## To do
Copy every line of the data that includes the string "image".

=== Data listing ===

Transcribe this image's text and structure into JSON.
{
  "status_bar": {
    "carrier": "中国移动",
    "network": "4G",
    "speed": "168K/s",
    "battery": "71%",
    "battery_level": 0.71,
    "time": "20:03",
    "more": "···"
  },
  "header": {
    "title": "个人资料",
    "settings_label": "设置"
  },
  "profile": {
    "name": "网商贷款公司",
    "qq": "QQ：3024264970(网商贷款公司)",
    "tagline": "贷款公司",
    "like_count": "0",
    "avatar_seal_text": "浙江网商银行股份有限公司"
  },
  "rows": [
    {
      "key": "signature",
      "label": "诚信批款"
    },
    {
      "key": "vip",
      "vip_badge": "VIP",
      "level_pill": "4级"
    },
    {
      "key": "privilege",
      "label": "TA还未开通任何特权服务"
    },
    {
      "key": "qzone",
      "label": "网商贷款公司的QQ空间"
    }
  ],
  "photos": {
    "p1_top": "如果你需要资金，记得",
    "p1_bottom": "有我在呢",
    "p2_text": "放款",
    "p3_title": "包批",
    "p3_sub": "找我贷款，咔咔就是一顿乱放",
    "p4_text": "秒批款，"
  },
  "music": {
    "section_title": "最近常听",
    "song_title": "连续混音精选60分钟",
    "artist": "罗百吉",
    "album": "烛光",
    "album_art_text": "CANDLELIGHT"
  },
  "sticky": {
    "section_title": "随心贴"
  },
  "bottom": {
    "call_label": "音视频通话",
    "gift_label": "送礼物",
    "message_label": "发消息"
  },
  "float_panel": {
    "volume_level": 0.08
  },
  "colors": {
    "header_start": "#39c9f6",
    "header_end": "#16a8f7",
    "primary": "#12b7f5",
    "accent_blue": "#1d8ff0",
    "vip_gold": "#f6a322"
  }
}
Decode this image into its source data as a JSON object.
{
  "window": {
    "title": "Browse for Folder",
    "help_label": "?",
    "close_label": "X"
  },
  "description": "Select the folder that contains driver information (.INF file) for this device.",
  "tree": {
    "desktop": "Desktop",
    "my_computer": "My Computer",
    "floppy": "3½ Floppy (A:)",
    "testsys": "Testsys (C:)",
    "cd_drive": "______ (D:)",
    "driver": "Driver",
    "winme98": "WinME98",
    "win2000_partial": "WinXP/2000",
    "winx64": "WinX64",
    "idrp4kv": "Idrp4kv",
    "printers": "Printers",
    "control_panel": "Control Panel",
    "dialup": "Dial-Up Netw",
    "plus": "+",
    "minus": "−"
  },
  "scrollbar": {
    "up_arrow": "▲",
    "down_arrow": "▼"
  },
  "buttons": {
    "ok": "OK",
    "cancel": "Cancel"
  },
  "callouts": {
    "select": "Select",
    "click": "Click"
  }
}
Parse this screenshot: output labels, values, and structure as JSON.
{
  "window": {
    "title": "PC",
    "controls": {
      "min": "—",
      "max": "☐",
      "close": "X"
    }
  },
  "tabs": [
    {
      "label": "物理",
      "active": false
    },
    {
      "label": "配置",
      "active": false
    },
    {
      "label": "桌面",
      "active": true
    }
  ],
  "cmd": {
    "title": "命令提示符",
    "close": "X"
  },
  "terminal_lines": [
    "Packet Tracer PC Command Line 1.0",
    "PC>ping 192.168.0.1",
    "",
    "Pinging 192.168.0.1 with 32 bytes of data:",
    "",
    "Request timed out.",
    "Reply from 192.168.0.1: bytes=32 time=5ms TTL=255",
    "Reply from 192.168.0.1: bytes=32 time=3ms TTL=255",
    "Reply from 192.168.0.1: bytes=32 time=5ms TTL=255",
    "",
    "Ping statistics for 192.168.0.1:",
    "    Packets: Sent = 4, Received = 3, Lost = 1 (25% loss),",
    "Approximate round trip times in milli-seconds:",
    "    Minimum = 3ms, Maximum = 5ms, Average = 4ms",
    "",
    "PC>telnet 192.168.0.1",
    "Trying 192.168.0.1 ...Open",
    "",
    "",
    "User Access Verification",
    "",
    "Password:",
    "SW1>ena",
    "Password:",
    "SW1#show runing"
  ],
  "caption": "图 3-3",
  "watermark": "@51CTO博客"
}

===

## Expected answer
Transcribe this image's text and structure into JSON.
Decode this image into its source data as a JSON object.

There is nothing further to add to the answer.